not always be totally reliable, but if repeated across several of the
census it becomes more probable as being close.
So your quest might be:
Firstly -to find the
couple at the top of your tree on several of the census to roughly
establish their parish of birth, and an approximate year of birth.
Next – (Hopefully the
couple in question had children) – examine the birth sequence and names,
and consider what their grandparent(s) names might be if the traditional
naming patterns of Scotland were followed.
Lastly – Search IGI
looking for the couple born to the corresponding possibilities of parents
indicated by your studies above within the counties and time periods that
are most likely.
Should you find some
likely candidates this way – then investigate them well in an attempt to
find more information that hopefully will prove the link.
Also do not forget to
make use of all sibling information that you have come across. – Just
perhaps a brother or sister of your target couple may have records
indicating their mutual parents. Or the naming patterns of their children
might be used as a supplementary tool.
In addition to all of
the above do not forget the possible value of:
apprentice records, etc.
Other persons’ posted Gedcoms or trees that may have listings of your
Other relative posts and queries at this and other boards
Advanced search engine techniques
The Brick Wall:
You will hit
at least one of these – where you can’t find anything, anywhere to take
you further – no birth, marriage, census or death data on a person.(– You
It happens to everyone.
(Usually in the period about mid/late 1700’s where everything gets vague
real quick and the available on line data, or hardcopy data, is minimal.)
Rather than flail about
the net wasting your time – take this opportunity to get all your filing
done, organize/correct your information, and get all the input done to
your tree software that you’ve been putting off. In other words – relax,
regroup and rethink.
Then – look at all the
confirmed information you have concerning the problem and look for what is
fact, what is missing, and what you have tried so far.
Print off the “family
book” and miscellaneous reports that the software you use produces – read
it, analyze it, look for hints, possible clues, conflicting information,
and holes. Attack the holes and conflicts.
Devise a NEW
plan using NEW methods and NEW sources. Get away from the
keyboard and go down to the local LDS Family Center and spend some time
looking at some microfilms of parish records. Try a few of the alternate
ideas mentioned well above. Buy a few area related “off-line” databases or
books that might help (things that are worthwhile are not always free.)
Most people get
frustrated when methods or sources that yielded quick success in the past
You now will have to
develop a NEW fresh approach using alternate methods and sources.
Firstly – put up a
NEW well written, short, but sufficiently detailed query specifying
exactly what you seek on several different sites.
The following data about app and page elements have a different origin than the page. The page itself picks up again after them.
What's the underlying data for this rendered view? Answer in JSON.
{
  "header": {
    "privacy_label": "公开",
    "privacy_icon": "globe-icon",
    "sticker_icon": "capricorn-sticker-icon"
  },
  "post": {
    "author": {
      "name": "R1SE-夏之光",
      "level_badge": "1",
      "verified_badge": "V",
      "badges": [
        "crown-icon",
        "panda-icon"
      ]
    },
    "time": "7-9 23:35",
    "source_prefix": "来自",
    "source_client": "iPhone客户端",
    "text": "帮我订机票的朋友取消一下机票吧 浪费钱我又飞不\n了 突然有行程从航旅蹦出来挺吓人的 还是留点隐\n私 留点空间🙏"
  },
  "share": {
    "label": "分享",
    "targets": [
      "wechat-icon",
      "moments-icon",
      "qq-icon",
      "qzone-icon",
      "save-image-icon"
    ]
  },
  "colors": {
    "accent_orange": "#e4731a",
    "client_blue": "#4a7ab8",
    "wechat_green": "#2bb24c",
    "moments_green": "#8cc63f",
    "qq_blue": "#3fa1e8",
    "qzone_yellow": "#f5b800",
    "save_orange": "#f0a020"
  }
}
Repeat this as necessary
every few weeks with a NEW re-written one, at a few different
board(s) and possibly NEW ones to reach a NEW and different
audience. And don’t limit yourself to just one end of the chain as far as
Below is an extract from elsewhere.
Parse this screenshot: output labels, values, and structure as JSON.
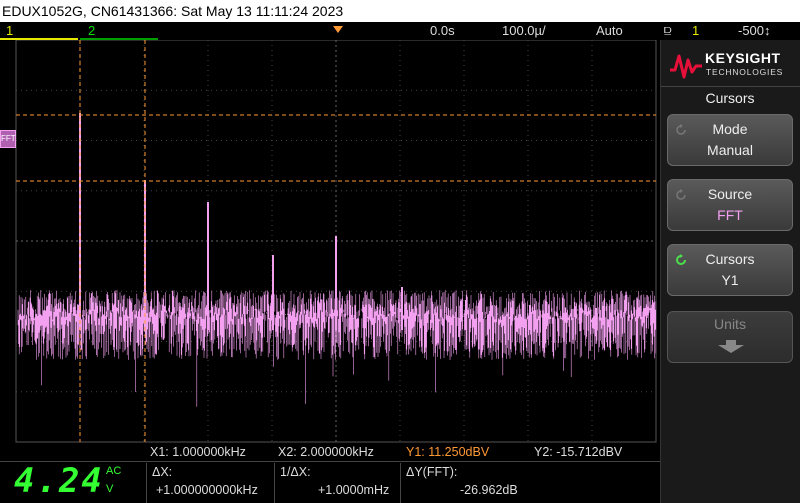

places go – maybe somebody in Canada has info on someone in Scotland and
vice versa. Give occupation and military service boards a go too if
Next – investigate
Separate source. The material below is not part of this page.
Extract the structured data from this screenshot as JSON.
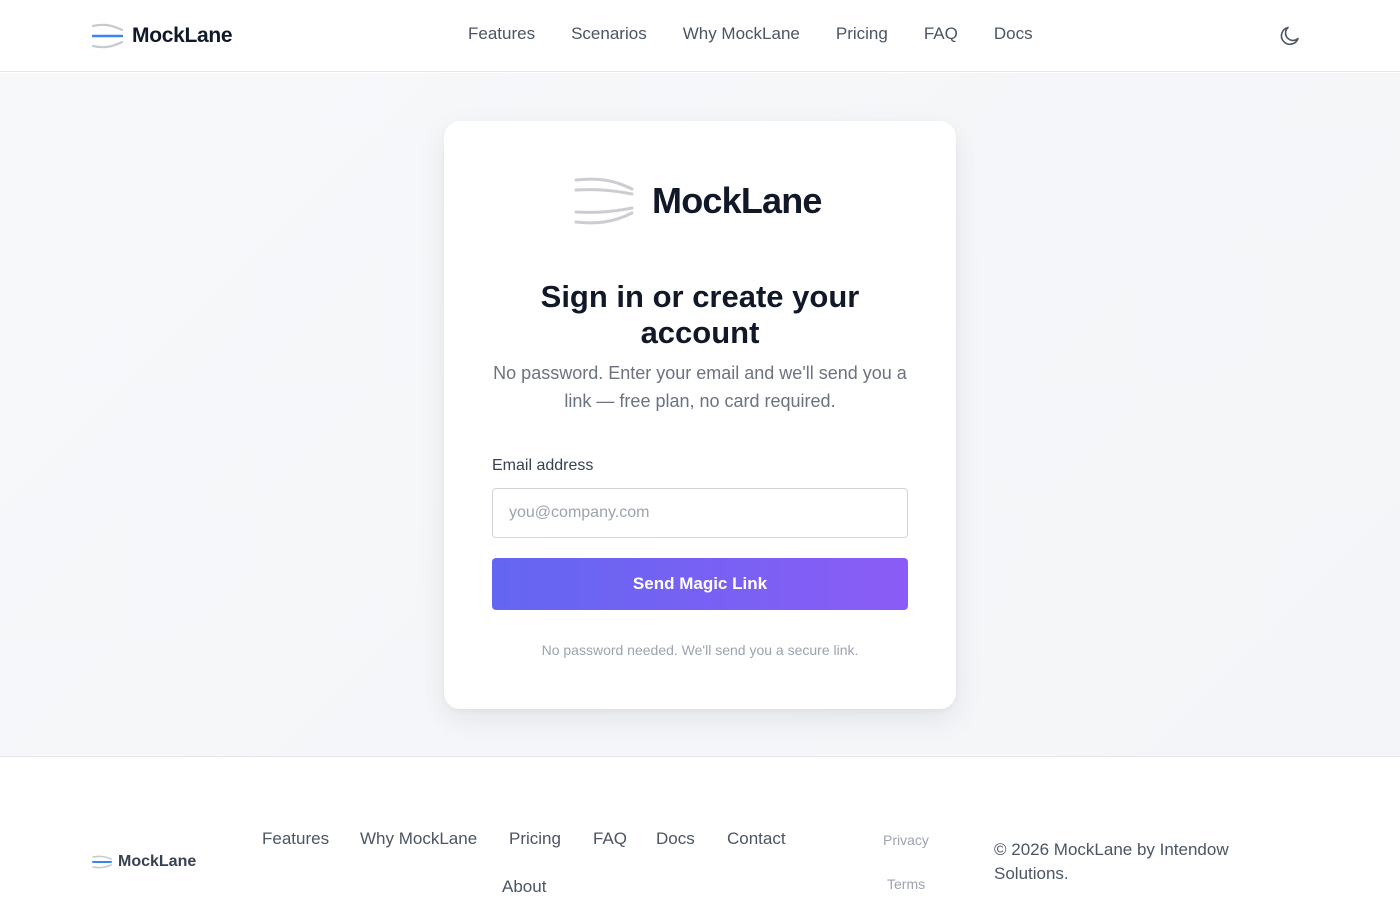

all persons thoroughly surrounding the individual – all siblings and
known associates and witnesses to family registered events. You have to
attack the problem from the side now. It is quite possible their
information may be more readily available and lend clues.
Then analyze all
you know – the naming patterns may indicate a fathers name, a possible
birth date, a possible place – then start fresh and go again.
After all - the person
Should you have read
this small piece before I’m sure you will have noticed that it’s been
broken up just a bit and many of the former links listed are gone- Fear
not - The dissection was to aid those with slower connections to download
sections more quickly. All the former links, and a few more, are attached
in the trailing, much more compact, section – enjoy.
If you “Pay forward”
favours from one to another, we all will win.
Sow in hope………………………….
Granddad Charles in Drumelzier
Here’s tae us,
Wha’s like us?
And they’re a’ deid!
Rook as in chess, bee as in hive.